* _EXERCISE REQUIREMENTS_:
Repeat the entries below in full, with every character unchanged.

* _SOURCE DATA_:
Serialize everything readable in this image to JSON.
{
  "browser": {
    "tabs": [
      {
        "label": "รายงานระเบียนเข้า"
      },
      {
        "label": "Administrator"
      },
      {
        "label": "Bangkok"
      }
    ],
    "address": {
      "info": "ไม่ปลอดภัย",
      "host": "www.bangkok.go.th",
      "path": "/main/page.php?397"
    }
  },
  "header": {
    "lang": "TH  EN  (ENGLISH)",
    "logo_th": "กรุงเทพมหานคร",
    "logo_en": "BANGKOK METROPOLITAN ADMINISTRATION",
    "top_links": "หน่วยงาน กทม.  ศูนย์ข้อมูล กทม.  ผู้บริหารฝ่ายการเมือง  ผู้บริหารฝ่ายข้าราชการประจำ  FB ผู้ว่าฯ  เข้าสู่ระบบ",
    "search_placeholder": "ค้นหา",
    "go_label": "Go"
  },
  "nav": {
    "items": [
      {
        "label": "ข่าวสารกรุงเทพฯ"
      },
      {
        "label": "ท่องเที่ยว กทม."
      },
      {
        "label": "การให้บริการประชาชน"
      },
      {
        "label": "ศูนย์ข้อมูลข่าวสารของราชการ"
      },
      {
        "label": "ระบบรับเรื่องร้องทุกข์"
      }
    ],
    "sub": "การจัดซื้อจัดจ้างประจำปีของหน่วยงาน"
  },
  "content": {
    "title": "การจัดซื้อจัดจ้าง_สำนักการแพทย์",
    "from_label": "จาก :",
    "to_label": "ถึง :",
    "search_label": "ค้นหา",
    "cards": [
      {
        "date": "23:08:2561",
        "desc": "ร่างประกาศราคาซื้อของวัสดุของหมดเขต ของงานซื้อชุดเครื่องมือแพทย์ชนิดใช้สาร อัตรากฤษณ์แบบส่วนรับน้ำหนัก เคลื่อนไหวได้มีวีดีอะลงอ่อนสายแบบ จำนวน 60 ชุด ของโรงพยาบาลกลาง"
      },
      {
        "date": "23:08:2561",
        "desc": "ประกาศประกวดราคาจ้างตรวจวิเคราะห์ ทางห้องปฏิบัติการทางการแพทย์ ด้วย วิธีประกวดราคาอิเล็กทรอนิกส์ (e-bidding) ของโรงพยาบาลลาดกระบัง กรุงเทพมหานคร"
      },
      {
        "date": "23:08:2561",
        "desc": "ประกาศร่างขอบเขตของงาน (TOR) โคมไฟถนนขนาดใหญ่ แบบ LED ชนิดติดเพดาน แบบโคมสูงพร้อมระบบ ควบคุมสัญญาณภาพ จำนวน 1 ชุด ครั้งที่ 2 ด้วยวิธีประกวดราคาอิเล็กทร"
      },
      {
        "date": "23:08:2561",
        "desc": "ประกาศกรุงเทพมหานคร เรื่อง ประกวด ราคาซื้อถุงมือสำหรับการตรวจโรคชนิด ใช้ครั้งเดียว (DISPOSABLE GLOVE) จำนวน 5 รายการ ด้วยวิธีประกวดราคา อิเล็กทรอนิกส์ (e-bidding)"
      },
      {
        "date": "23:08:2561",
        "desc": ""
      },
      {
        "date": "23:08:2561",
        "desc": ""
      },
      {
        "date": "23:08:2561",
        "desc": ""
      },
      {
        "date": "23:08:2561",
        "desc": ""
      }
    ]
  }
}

* _ANSWER TO THE PROBLEM_:
Serialize everything readable in this image to JSON.
{
  "browser": {
    "tabs": [
      {
        "label": "รายงานระเบียนเข้า"
      },
      {
        "label": "Administrator"
      },
      {
        "label": "Bangkok"
      }
    ],
    "address": {
      "info": "ไม่ปลอดภัย",
      "host": "www.bangkok.go.th",
      "path": "/main/page.php?397"
    }
  },
  "header": {
    "lang": "TH  EN  (ENGLISH)",
    "logo_th": "กรุงเทพมหานคร",
    "logo_en": "BANGKOK METROPOLITAN ADMINISTRATION",
    "top_links": "หน่วยงาน กทม.  ศูนย์ข้อมูล กทม.  ผู้บริหารฝ่ายการเมือง  ผู้บริหารฝ่ายข้าราชการประจำ  FB ผู้ว่าฯ  เข้าสู่ระบบ",
    "search_placeholder": "ค้นหา",
    "go_label": "Go"
  },
  "nav": {
    "items": [
      {
        "label": "ข่าวสารกรุงเทพฯ"
      },
      {
        "label": "ท่องเที่ยว กทม."
      },
      {
        "label": "การให้บริการประชาชน"
      },
      {
        "label": "ศูนย์ข้อมูลข่าวสารของราชการ"
      },
      {
        "label": "ระบบรับเรื่องร้องทุกข์"
      }
    ],
    "sub": "การจัดซื้อจัดจ้างประจำปีของหน่วยงาน"
  },
  "content": {
    "title": "การจัดซื้อจัดจ้าง_สำนักการแพทย์",
    "from_label": "จาก :",
    "to_label": "ถึง :",
    "search_label": "ค้นหา",
    "cards": [
      {
        "date": "23:08:2561",
        "desc": "ร่างประกาศราคาซื้อของวัสดุของหมดเขต ของงานซื้อชุดเครื่องมือแพทย์ชนิดใช้สาร อัตรากฤษณ์แบบส่วนรับน้ำหนัก เคลื่อนไหวได้มีวีดีอะลงอ่อนสายแบบ จำนวน 60 ชุด ของโรงพยาบาลกลาง"
      },
      {
        "date": "23:08:2561",
        "desc": "ประกาศประกวดราคาจ้างตรวจวิเคราะห์ ทางห้องปฏิบัติการทางการแพทย์ ด้วย วิธีประกวดราคาอิเล็กทรอนิกส์ (e-bidding) ของโรงพยาบาลลาดกระบัง กรุงเทพมหานคร"
      },
      {
        "date": "23:08:2561",
        "desc": "ประกาศร่างขอบเขตของงาน (TOR) โคมไฟถนนขนาดใหญ่ แบบ LED ชนิดติดเพดาน แบบโคมสูงพร้อมระบบ ควบคุมสัญญาณภาพ จำนวน 1 ชุด ครั้งที่ 2 ด้วยวิธีประกวดราคาอิเล็กทร"
      },
      {
        "date": "23:08:2561",
        "desc": "ประกาศกรุงเทพมหานคร เรื่อง ประกวด ราคาซื้อถุงมือสำหรับการตรวจโรคชนิด ใช้ครั้งเดียว (DISPOSABLE GLOVE) จำนวน 5 รายการ ด้วยวิธีประกวดราคา อิเล็กทรอนิกส์ (e-bidding)"
      },
      {
        "date": "23:08:2561",
        "desc": ""
      },
      {
        "date": "23:08:2561",
        "desc": ""
      },
      {
        "date": "23:08:2561",
        "desc": ""
      },
      {
        "date": "23:08:2561",
        "desc": ""
      }
    ]
  }
}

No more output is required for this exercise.